I remember some years ago, a friend had a drug case in the Supreme Court, and her brilliant tactic was to frame the whole case, which involved a footlocker full of marijuana at a train station, as if it were a briefcase full of confidential papers that someone, say a Supreme Court justice reviewing draft opinions, might be carrying. Need I point out that even at a time when fourth amendment protections were shrinking daily, she won. It’s the "whose ox is being gored" principle of law.
To be sure, the "speech and debate clause" of the Constitution guarantees the Congress freedom from intrusion of the other branches of government in the conduct of its official duties. But nothing in that clause protects members of the Congress from prosecution for activities that go beyond their official business.
By the same token, while constitutional scholars are busy debating the point, a strong argument can be made, and has been, that lines must be drawn between official legislative papers, which must be protected from seizure, and evidence of bribery, which should not.
The fact that evidence is stored in a Congressional office, as opposed, say, to a home freezer, should not immunize it from seizure as evidence.

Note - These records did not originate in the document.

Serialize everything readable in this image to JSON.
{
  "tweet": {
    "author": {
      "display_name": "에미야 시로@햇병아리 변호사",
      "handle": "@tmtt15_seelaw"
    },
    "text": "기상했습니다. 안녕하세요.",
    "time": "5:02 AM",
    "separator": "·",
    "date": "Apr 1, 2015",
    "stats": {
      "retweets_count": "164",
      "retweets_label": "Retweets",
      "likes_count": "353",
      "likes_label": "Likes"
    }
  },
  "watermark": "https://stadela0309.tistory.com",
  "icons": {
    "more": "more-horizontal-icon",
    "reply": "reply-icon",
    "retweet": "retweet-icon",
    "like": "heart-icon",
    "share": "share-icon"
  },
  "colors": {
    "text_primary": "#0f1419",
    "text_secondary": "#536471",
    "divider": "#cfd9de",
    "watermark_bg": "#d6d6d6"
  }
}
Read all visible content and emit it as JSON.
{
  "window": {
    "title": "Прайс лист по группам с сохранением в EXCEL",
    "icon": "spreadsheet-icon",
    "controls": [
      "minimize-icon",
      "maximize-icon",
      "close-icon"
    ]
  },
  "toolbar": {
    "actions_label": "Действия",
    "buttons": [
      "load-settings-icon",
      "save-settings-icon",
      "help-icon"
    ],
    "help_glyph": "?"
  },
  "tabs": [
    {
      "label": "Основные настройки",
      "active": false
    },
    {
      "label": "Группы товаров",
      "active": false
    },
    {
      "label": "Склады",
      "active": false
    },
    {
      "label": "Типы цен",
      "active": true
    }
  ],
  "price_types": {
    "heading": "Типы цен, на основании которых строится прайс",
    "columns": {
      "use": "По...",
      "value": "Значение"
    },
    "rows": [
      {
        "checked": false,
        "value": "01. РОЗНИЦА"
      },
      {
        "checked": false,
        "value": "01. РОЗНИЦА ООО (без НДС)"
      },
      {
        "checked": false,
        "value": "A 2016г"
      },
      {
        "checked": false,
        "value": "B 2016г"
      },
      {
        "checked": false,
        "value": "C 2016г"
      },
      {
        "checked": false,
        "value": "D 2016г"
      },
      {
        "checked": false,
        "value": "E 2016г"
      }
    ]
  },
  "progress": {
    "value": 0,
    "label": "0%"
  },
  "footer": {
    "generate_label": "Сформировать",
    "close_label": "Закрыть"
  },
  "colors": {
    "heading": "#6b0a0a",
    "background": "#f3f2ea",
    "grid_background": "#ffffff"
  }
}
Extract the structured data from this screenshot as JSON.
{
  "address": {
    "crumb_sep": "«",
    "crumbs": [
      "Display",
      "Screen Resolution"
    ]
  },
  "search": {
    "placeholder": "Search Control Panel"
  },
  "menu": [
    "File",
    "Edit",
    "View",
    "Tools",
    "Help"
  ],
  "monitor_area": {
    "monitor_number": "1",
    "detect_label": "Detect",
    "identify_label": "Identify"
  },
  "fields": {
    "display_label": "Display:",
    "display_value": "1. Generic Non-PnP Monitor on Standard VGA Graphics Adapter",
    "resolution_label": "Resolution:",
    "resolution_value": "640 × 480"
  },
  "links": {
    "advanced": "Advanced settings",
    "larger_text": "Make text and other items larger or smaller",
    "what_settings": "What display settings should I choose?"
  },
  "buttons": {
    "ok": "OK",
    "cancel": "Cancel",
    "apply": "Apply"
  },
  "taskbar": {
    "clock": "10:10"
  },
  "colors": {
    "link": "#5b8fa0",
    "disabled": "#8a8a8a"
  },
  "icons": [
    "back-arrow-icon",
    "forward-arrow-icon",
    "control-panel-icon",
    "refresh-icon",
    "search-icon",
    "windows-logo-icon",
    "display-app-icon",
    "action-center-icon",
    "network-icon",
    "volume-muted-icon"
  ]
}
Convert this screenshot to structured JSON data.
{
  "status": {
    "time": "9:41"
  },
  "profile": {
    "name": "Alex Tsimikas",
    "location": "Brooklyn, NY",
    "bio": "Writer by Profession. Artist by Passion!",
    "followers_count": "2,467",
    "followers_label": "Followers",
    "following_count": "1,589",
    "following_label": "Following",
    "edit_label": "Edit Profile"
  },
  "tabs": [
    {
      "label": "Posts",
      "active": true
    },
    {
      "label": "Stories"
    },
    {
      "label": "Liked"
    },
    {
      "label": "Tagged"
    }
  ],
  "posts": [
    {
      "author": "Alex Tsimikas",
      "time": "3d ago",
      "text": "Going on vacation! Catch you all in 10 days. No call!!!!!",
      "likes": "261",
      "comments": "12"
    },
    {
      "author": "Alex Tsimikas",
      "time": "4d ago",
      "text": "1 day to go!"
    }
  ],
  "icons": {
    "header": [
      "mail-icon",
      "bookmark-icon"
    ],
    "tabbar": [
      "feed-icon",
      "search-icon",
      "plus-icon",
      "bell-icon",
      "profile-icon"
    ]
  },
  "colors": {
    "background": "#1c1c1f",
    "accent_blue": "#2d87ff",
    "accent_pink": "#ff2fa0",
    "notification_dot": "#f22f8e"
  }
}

Particularly where, as here, the government first sought to secure relevant evidence by the less intrusive use of a subpoena, the case for a search is particularly compelling.
Democratic leaders are now pressuring Rep. Jefferson to give up his plum assignment on the House Ways and Means committee. It’s about time. But that is only a first step, and it comes nearly 10 months after he gave the Ethics Committee notice of the subpoena. And it is the Democrats who are trying to make ethics an issue in the midterm elections.
But there is an even more basic point here. How dare Congressional leaders who have failed to protect the privacy of individual Americans now rise up in mock shock when it is their offices who are penetrated.
The search here was conducted under the strictest safeguards, with the protection of a warrant and clear rules for which papers were to be seized and how they were to be handled. The utmost respect was shown, notwithstanding the clear presence of probable cause.
Were it only the case that the rest of us were entitled to so much protection, or that Congress were equally outraged when it wasn’t afforded.
Susan Estrich is currently the Robert Kingsley Professor of Law and Political Science at the University of Southern California and a member of the Board of Contributors of USA Today. She writes the "Portia" column for American Lawyer Media and is a contributing editor of The Los Angeles Times. She was appointed by the president to serve on the National Holocaust Council and by the mayor of the City of Los Angeles to serve on that city's Ethics Commission.
Estrich's books include "Real Rape," "Getting Away with Murder: How Politics is Destroying the Criminal Justice System," "Dealing with Dangerous Offenders," "Making the Case for Yourself: A Diet Book for Smart Women" and "Sex & Power," currently a Los Angeles Times bestseller.
She served as campaign manager for Michael Dukakis' presidential bid, becoming the first woman to head a U.S. presidential campaign. Estrich appears regularly on the Fox News Channel.